Background: The association of physical fitness with cognitive function in children and adolescents is unclear. The purpose of this ecological study was to describe the association between academic achievement, body mass index, and cardiovascular fitness in a large sample of elementary, middle, and high school students in Texas.
- Methods: FITNESSGRAM((R)) results for 2,550,144 students were matched with standardized composite academic test (TAKS) results from 2008 to 2009. Analyses were conducted on the percent of students meeting TAKS standards by BMI and CVF quintiles. Analyses of variance with Tukey adjustment examined differences between the most favorable 5th quintile (referent) and all other quintiles.

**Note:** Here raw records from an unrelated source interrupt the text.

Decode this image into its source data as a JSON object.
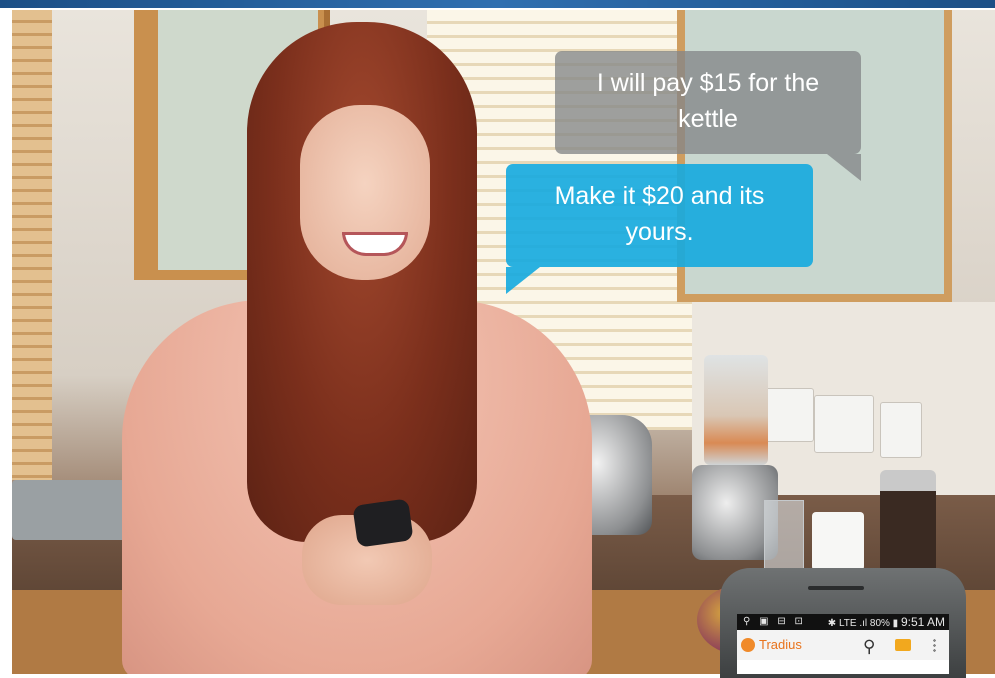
{
  "chat": {
    "buyer_message": "I will pay $15 for the kettle",
    "seller_message": "Make it $20 and its yours."
  },
  "phone": {
    "status": {
      "left_icons": "⚲ ▣ ⊟ ⊡",
      "right_text": "✱ LTE .ıl 80% ▮ ",
      "time": "9:51 AM"
    },
    "app": {
      "name": "Tradius",
      "search_icon": "search-icon",
      "camera_icon": "camera-icon",
      "menu_icon": "menu-icon"
    }
  },
  "colors": {
    "buyer_bubble": "#848688",
    "seller_bubble": "#18aade",
    "brand_orange": "#e8731c",
    "top_bar": "#2f6fb0"
  }
}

- Results: The prevalence of students meeting the TAKS standard was significantly higher in the highest fitness category for BMI and CVF compared to all other categories, regardless of sex or grade category (p < .05). Linear modeling suggested a 5% increase in the prevalence of students meeting healthy BMI and CVF standards would result in a 2.25% and 0.65% increase in the prevalence of students meeting the TAKS standard (both p < .05).
- Conclusion: Findings suggest a healthy BMI and CVF are associated with higher academic achievement, and the need for additional research examining the role of potential confounders and/or effect modifiers longitudinally.
Janak, J. C., Gabriel, K. P., Oluyomi, A. O., Perez, A., Kohl, H. W., & Kelder, S. H. (2014). The association between physical fitness and academic achievement in Texas state house legislative districts: an ecologic study. J Sch Health, 84(8), 533-542. doi: 10.1111/josh.12176